Hawken, Paul, Amory Lovins, and L. Hunter Lovins. Natural Capitalism: Creating the Next Industrial Revolution. Boston: Little, Brown and Company, 1999 (396 pp.). Businessman Hawken and the Lovins, founders of the Rocky Mountain Institute, coined the term “Natural Capitalism,” which shares much with the ecological economics promoted by Hermann Daly and others. Natural Capitalism demands that businesses and corporations account for the Triple Bottom Line – that in addition to the financial ledger, today's companies must also factor in environmental and social costs. The first part of the book, an overview of the earth's ecological problems, explains why the market simply doesn't have a choice in the matter; if we keep operating without taking society and nature into account, we'll simply run out of resources very soon. The most helpful sections in the book are the many, many practices that the authors include to demonstrate that the market and the environment are not at odds. In fact, they argue that there is profit in doing the right thing, and they present numerous examples of old businesses that have revised their policies, or new businesses that are thriving in this new economic landscape. Their examples are worldwide, and while most of the case studies don't relate directly to place-making, their lessons are no less applicable. Essentially, they argue that the market is an effective tool for building healthy communities, and it shouldn't be thought of as an end in itself.

Holliday, Charles O., Stephan Schmidheiny and Philip Watts.
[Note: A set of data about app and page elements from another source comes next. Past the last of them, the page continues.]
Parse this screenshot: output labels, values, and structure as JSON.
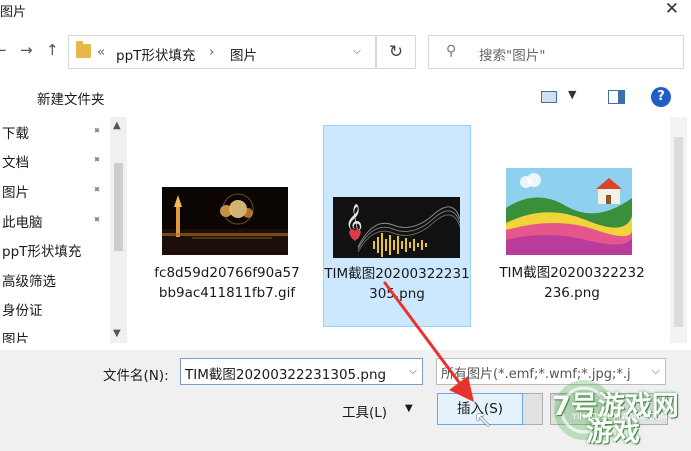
{
  "window": {
    "title": "图片",
    "close_glyph": "✕"
  },
  "nav": {
    "back_glyph": "←",
    "forward_glyph": "→",
    "up_glyph": "↑",
    "breadcrumb_sep": "«",
    "path": [
      "ppT形状填充",
      "图片"
    ],
    "path_sep": "›",
    "refresh_glyph": "↻",
    "search_placeholder": "搜索\"图片\""
  },
  "toolbar": {
    "new_folder": "新建文件夹",
    "help": "?"
  },
  "sidebar": {
    "items": [
      {
        "label": "下载",
        "pinned": true
      },
      {
        "label": "文档",
        "pinned": true
      },
      {
        "label": "图片",
        "pinned": true
      },
      {
        "label": "此电脑",
        "pinned": true
      },
      {
        "label": "ppT形状填充",
        "pinned": false
      },
      {
        "label": "高级筛选",
        "pinned": false
      },
      {
        "label": "身份证",
        "pinned": false
      },
      {
        "label": "图片",
        "pinned": false
      }
    ],
    "pin_glyph": "📌"
  },
  "files": [
    {
      "name": "fc8d59d20766f90a57bb9ac411811fb7.gif",
      "selected": false
    },
    {
      "name": "TIM截图20200322231305.png",
      "selected": true
    },
    {
      "name": "TIM截图20200322232236.png",
      "selected": false
    }
  ],
  "footer": {
    "filename_label": "文件名(N):",
    "filename_value": "TIM截图20200322231305.png",
    "filetype_value": "所有图片(*.emf;*.wmf;*.jpg;*.j",
    "tools_label": "工具(L)",
    "insert_label": "插入(S)"
  },
  "watermark": {
    "brand_line1": "7号游戏网",
    "brand_line2": "游戏",
    "url": "YIHAOYOUXIWANG.COM"
  },
  "colors": {
    "selection_bg": "#cce8ff",
    "selection_border": "#99d1ff",
    "arrow": "#e8322e",
    "accent": "#1f5fbf"
  }
}
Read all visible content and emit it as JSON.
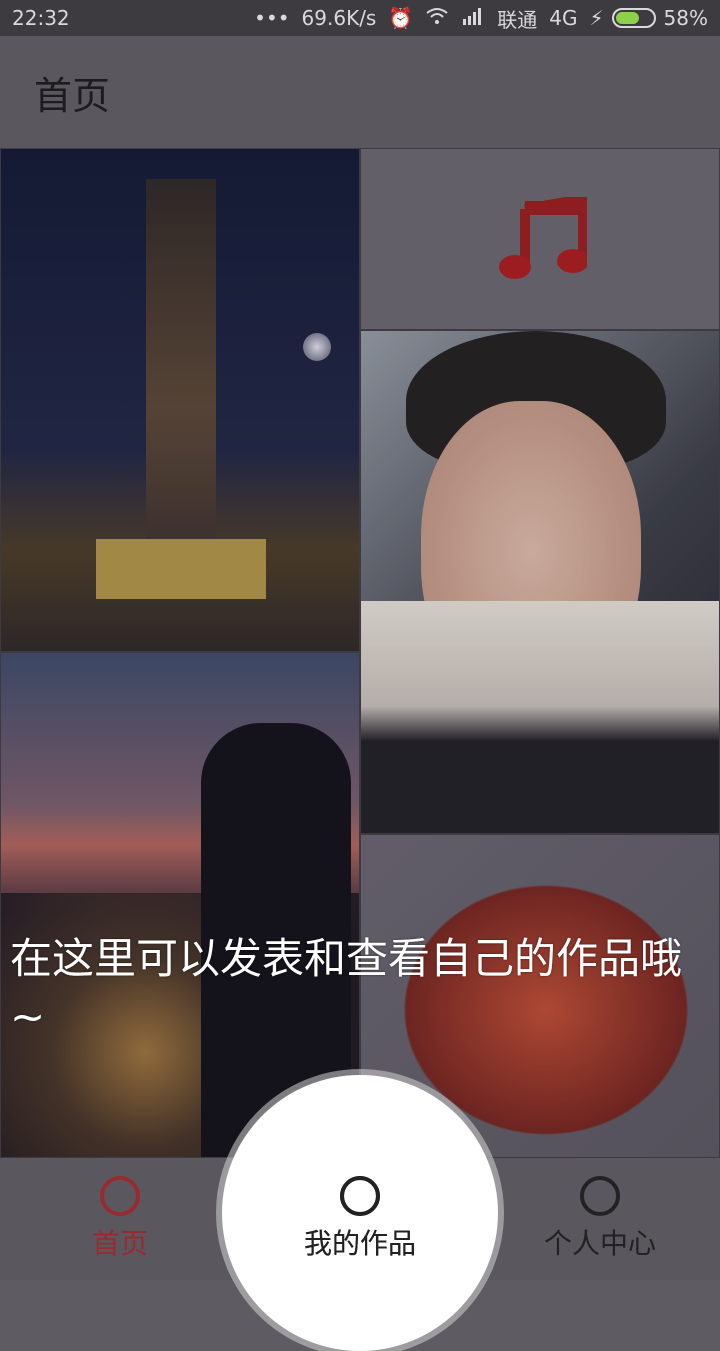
{
  "status_bar": {
    "time": "22:32",
    "dots": "•••",
    "speed": "69.6K/s",
    "carrier": "联通",
    "network": "4G",
    "battery": "58%",
    "battery_level": 0.58,
    "icons": [
      "alarm-icon",
      "wifi-icon",
      "signal-icon",
      "charging-icon",
      "battery-icon"
    ]
  },
  "app_bar": {
    "title": "首页"
  },
  "grid": {
    "tiles": [
      {
        "name": "photo-monument-night"
      },
      {
        "name": "music-note-tile",
        "icon": "music-note-icon",
        "icon_color": "#b01818"
      },
      {
        "name": "photo-portrait"
      },
      {
        "name": "photo-silhouette-city"
      },
      {
        "name": "photo-dragon-art"
      }
    ]
  },
  "overlay_tip": "在这里可以发表和查看自己的作品哦~",
  "bottom_nav": {
    "items": [
      {
        "label": "首页",
        "active": true,
        "color": "#9a2a32"
      },
      {
        "label": "我的作品",
        "active": false
      },
      {
        "label": "个人中心",
        "active": false
      }
    ]
  }
}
Walking the Talk: The Business Case for Sustainable Development. Sheffield, UK: Greenleaf Publishing Unlimited, 2002 (288 pp.). For anyone who still maintains that community development has to be either jobs or the environment, they should consult this book, written by CEOs of three of the world's largest corporations, including Shell Oil and DuPont. Walking the Talk introduces the concepts of “Eco-efficiency,” Corporate Social Responsibility, and other socially and environmentally sustainable forms of development. The authors have been involved with these and related movements since the 1980s. Complete with more than 60 best practices from around the world, the book demonstrates that sustainable development is not only possible, but imperative, given our environment's precarious decline during the last half century. Far from “tree huggers,” the three authors argue that the market can and should partner social and environmental NGOs to better understand and connect to the communities in which they do their work, at the same time the NGOs can use market forces to help build healthier places. From our perspective, the book still argues for too much “growth” (the authors seldom suggest consumers simply do with less, for example), but the cases presented here may persuade those who believe absolutely in Adam Smith's free-market approach to consider a broader triple bottom line – market, environment, society. The book is helpful for individual businesses that want to operate in a more responsible manner, as well as entire communities trying to build healthier and more sustainable places for their citizens.

Savitz, Andrew. The Triple Bottom Line. San Francisco: John Wiley & Sons, 2006 (300 pp.). The sustainable, place-enhancing development that CHG advocates can certainly benefit from a “Triple Bottom Line” approach to development and reporting – accounting not only for the financial bottom line, but social and environmental bottom lines as well. TBL thinking has been around for decades, often characterized as “sustainable development” or covered in movements like “corporate social responsibility.” The term “triple bottom line” was coined in 1998, and Savitz's book nicely outlines the evolution of TBL thinking, at the same time it provides practical suggestions for incorporating the approach into one's development models. There is little doubt TBL will become a more important factor in the management of communities, businesses, and corporations, simply because more and more people recognize the economy does not exist separate from the environment or the society in which it operates. This is a good book to familiarize yourself with the TBL philosophy, a trend CHG fully embraces.